all of my summer tomatoes have ripened and for the past few weeks, i have been making a variety of recipes to take advantage of their delicious homegrown taste. this past week, i made open-faced tomato sandwiches. this process is really not even a recipe, but just a personal preference on how to make a tomato sandwich.

one of the best steps of the sandwich, is to grow your own tomato. if it is an heirloom tomato, then the sandwich is even better. i toast my slice of bread, add a smear of low-fat mayonnaise, a bit of crumbled crispy bacon, some fresh lettuce leaves, and then the sliced tomato. sometimes i even top with some sea salt and freshly ground pepper.

served with a side salad, this is one of my favorite “end of the summer” meals to enjoy for lunch or dinner.
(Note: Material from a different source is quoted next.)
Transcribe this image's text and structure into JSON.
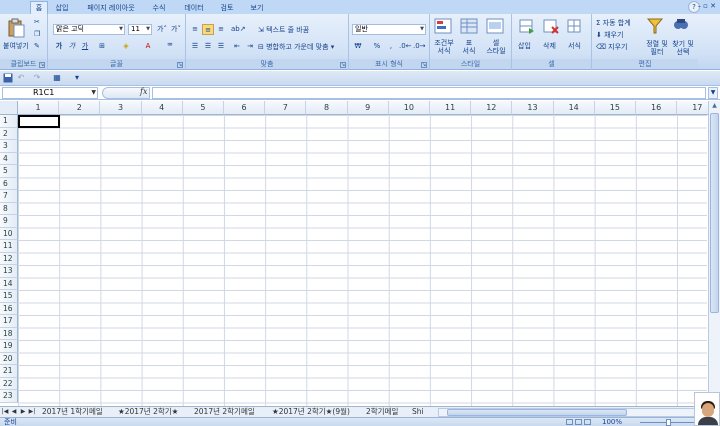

a lettuce harvest from my garden

i am a beginning vegetable gardener.  i am still learning how to grow certain vegetables, and don’t always have perfect success stories in my garden.  that is why i am very happy to have the time to be able to practice gardening.  as a registered nurse, i have always favored the term “nursing practice”.  it has given me the confidence to try different measures to make a patient feel better.  therefore, gardening practice seems so logical to me.

this year, i do have a success story in the garden.  growing lettuce varieties from seed has become easier for me with dedicated soil within my fenced garden.  i still enjoy growing lettuce in pots, high above the ground level, away from hungry bunnies.  my deck always seems to have some space for a few lettuce pots. this year, my second harvest was delicious last week.



the lettuce leaves grew to nearly four inches and were both tender and tasty.  i rinse them in a stainless colander and then spin them in my salad spinner, allowing them to dry on paper towels on the countertop.  within one-half hour, the lettuce leaves can be turned and allowed to dry some more.  i store them in the refrigerator, just waiting for a delicious salad opportunity.

i usually choose a variety of lettuce leaves, mache, and arugula for the best tasting assortment.


cherry vinaigrette on homegrown lettuce leaves


it was time to cut some lettuce leaves from my deck garden.  the single lettuce leaves were tender and delicious.  having grown to three to four inches in length, i simply cut them and washed and dried in a salad spinner.  the lettuce flavor is so mild and sweet, also being a great source of Vitamin A.


growing home lettuce in pots is so easy.  no worries about rabbits munching them in the evening.  to serve with this lettuce, i tried making a cherry vinaigrette.  i used a sample of fresh fruit vinegar from mange.  the sample was provided for me to taste and review for the blog.  the fruit vinegars are made in Vermont, and are shelf stable vinegars.  they are perfect for basting, cooking, and even for cocktails.

using my basic recipe for vinaigrette, i mixed three parts of salad oil to one part of the cherry vinaigrette.  i also added a pinch of salt, and 1/2 teaspoon of sugar.  the dressing on the lettuce leaves was delicious.

for more information about fruit vinegars, please follow this link:
I received one or more of the products mentioned above for free using Regardless, I only recommend products or services I use personally and believe will be good for my readers.